SAN FRANCISCO — The Federal Reserve Bank of San Francisco has been named one of the top two places to work in the annual list of the 100 Best Companies for 2021 according to an annual list by Seramount (formerly Working Mother Media).
This year’s winners are focusing on providing inclusive benefits for families—including paid, gender-neutral parental leave and backup childcare—and supporting their employees during the COVID-19 pandemic. The San Francisco Fed was included in the list for the fourth year in a row and was also named one of the “Best Companies for Dads,” which celebrates organizations that lead in the areas of gender-neutral leave, childcare, flexible schedules, and more.
“At the San Francisco Fed, we are working to create unreserved opportunity by living our values and putting our employees first,” said Mary C. Daly, president and CEO of the Federal Reserve Bank of San Francisco. “We are proud to offer benefits that foster a culture that support all types of families and builds a more inclusive, diverse, and collaborative workplace.”
In addition to the San Francisco Fed, other companies that made the top 10 list in 2021 are (in alphabetical order): Bank of America, Citrix, Deloitte LLP, Ernst & Young LLP, Goldman Sachs & Co., IBM, Johnson & Johnson, Merck, and Moody’s.
“Working parents and caregivers have had to shoulder so much responsibility throughout the pandemic, and our 100 Best Companies continue to offer support through their generous programs and benefits,” says Subha V. Barry, President of Seramount. “These companies have made the needs of their employees a priority, and we celebrate their commitment to creating an inclusive workplace culture where this critical talent pool can thrive.”

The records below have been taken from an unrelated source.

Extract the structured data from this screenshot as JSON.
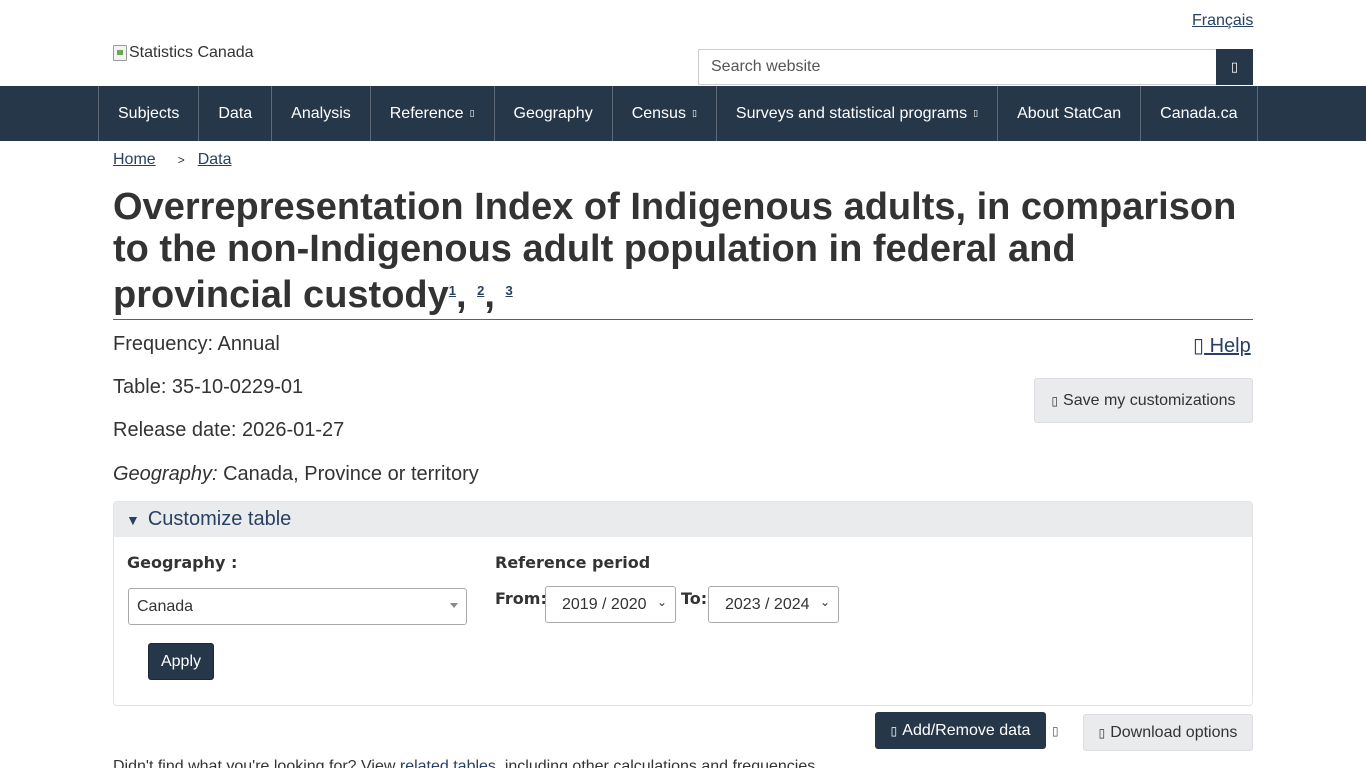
{
  "header": {
    "language_link": "Français",
    "brand_alt": "Statistics Canada",
    "search_placeholder": "Search website",
    "search_icon": "search-icon"
  },
  "nav": {
    "items": [
      {
        "label": "Subjects",
        "caret": ""
      },
      {
        "label": "Data",
        "caret": ""
      },
      {
        "label": "Analysis",
        "caret": ""
      },
      {
        "label": "Reference",
        "caret": "▯"
      },
      {
        "label": "Geography",
        "caret": ""
      },
      {
        "label": "Census",
        "caret": "▯"
      },
      {
        "label": "Surveys and statistical programs",
        "caret": "▯"
      },
      {
        "label": "About StatCan",
        "caret": ""
      },
      {
        "label": "Canada.ca",
        "caret": ""
      }
    ]
  },
  "breadcrumb": {
    "home": "Home",
    "separator": ">",
    "data": "Data"
  },
  "page": {
    "title": "Overrepresentation Index of Indigenous adults, in comparison to the non-Indigenous adult population in federal and provincial custody",
    "footnotes": [
      "1",
      "2",
      "3"
    ],
    "comma": ","
  },
  "meta": {
    "frequency": "Frequency: Annual",
    "table": "Table: 35-10-0229-01",
    "release_date": "Release date: 2026-01-27",
    "geography_label": "Geography:",
    "geography_value": " Canada, Province or territory"
  },
  "actions": {
    "help_label": " Help",
    "help_icon": "▯",
    "save_label": "Save my customizations",
    "save_icon": "▯"
  },
  "customize": {
    "summary": "Customize table",
    "geography_label": "Geography :",
    "geography_value": "Canada",
    "reference_period_label": "Reference period",
    "from_label": "From:",
    "from_value": "2019 / 2020",
    "to_label": "To:",
    "to_value": "2023 / 2024",
    "apply_label": "Apply"
  },
  "toolbar": {
    "add_remove_label": "Add/Remove data",
    "add_remove_icon": "▯",
    "small_icon": "▯",
    "download_label": "Download options",
    "download_icon": "▯"
  },
  "bottom": {
    "text_before": "Didn't find what you're looking for? View ",
    "related_link": "related tables",
    "text_after": ", including other calculations and frequencies."
  },
  "colors": {
    "nav_bg": "#26374a",
    "link": "#284162",
    "title_rule": "#af3c43",
    "button_grey": "#eaebed"
  }
}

The 2021 Seramount 100 Best Companies application includes more than 400 questions related to leave policies, workforce representation, benefits, childcare, advancement programs, flexibility, and more. It surveys the availability and usage of these programs, as well as the accountability of the many managers who oversee them.

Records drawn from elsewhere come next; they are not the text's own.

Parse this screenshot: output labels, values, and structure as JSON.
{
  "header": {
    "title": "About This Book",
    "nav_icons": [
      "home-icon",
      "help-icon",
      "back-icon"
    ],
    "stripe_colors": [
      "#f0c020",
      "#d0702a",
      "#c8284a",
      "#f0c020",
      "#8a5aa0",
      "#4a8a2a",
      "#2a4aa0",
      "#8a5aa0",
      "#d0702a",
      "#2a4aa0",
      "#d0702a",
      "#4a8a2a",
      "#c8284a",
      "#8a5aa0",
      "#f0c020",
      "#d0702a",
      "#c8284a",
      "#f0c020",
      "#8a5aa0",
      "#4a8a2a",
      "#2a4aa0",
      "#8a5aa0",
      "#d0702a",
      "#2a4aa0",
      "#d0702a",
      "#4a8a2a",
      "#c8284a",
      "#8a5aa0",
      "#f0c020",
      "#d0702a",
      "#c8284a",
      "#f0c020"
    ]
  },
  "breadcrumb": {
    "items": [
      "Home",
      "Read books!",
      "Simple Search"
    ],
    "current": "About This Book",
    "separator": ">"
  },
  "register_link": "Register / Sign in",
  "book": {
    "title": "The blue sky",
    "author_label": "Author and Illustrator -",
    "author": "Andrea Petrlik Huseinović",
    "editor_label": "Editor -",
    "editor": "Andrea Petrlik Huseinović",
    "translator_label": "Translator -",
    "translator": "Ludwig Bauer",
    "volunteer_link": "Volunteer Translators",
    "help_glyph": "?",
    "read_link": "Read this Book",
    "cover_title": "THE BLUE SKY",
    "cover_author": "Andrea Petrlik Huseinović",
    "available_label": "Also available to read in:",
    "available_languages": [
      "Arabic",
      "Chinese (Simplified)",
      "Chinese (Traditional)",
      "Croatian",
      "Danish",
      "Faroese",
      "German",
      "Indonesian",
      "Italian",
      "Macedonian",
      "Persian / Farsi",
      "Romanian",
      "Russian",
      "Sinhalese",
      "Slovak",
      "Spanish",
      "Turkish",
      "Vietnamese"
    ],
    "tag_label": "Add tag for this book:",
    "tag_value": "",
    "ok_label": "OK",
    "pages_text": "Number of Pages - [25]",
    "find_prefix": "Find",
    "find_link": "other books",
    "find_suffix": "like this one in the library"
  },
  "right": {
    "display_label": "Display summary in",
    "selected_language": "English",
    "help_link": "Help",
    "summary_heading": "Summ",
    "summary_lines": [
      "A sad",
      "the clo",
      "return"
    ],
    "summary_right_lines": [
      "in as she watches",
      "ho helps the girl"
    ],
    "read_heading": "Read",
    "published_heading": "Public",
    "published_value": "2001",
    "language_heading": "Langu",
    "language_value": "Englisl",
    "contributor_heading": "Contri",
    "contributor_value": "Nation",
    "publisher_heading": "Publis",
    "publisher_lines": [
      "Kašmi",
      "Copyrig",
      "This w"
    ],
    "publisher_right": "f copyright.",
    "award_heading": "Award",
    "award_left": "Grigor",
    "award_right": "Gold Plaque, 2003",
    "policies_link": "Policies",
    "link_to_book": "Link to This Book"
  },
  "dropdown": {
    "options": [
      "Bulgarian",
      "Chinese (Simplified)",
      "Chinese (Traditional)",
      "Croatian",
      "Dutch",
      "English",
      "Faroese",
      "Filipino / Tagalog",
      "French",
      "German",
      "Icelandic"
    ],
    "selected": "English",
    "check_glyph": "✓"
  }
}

Paid gender-neutral parental leave is just one of the inclusive benefits that earned the SF Fed recognition. The Bank also provides employees with mental health and wellness coverage, backup child care, a dependent care FSA, flexible schedules, and opportunities for professional development and continuing education. The SF Fed also supports and encourages participation in employee resource groups (ERGs), including one focused on parents. With its mission to spotlight issues and champion initiatives that affect employees with children, the Parents ERG provides a forum for knowledge sharing, resource development, and community building.

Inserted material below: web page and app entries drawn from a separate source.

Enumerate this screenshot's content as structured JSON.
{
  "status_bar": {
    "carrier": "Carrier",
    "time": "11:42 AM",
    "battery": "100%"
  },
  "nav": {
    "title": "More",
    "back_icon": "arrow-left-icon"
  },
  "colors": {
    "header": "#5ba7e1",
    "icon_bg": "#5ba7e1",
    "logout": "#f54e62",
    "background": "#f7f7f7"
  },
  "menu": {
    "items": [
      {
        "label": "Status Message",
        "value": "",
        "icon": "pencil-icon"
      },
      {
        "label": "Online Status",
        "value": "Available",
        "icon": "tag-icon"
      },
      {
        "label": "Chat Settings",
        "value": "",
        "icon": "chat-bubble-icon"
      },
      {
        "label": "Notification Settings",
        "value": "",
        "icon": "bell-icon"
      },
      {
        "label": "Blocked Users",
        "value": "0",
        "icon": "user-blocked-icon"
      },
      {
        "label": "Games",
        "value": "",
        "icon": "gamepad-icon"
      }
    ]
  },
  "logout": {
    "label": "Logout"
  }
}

In addition to providing benefits and a culture that values working parents, the SF Fed also conducts research related to parents’ participation in the workforce. For example, a recent working paper found that gender gaps in labor market outcomes during the COVID-19 pandemic are attributable to differences across parents, with mothers experiencing sharper and longer lasting declines in labor force participation. Knowing the importance of child care for parents’ ability to participate in the workforce, our Community Development team has partnered with the Low Income Investment Fund on the Investing in the Future of Child Care initiative to look at the challenges faced by the child care market and ways to support child care providers. Through our research and applying findings to our own practices within the San Francisco Fed, we are committed to demonstrating our values of putting people first, building inclusive opportunity, and focusing on the future.
The Federal Reserve Bank of San Francisco (SF Fed) serves the public by promoting a healthy, sustainable economy, and supporting the nation’s financial and payment systems. With offices in Los Angeles, Seattle, Salt Lake City, Portland and Phoenix, the Bank serves the Twelfth Federal Reserve District, which includes one-fifth of the nation’s population and represents the world’s fourth-largest economy. As part of the nation’s central bank, the SF Fed informs monetary policy, regulates banks, administers certain consumer protection laws and acts as a financial partner to the U.S. government.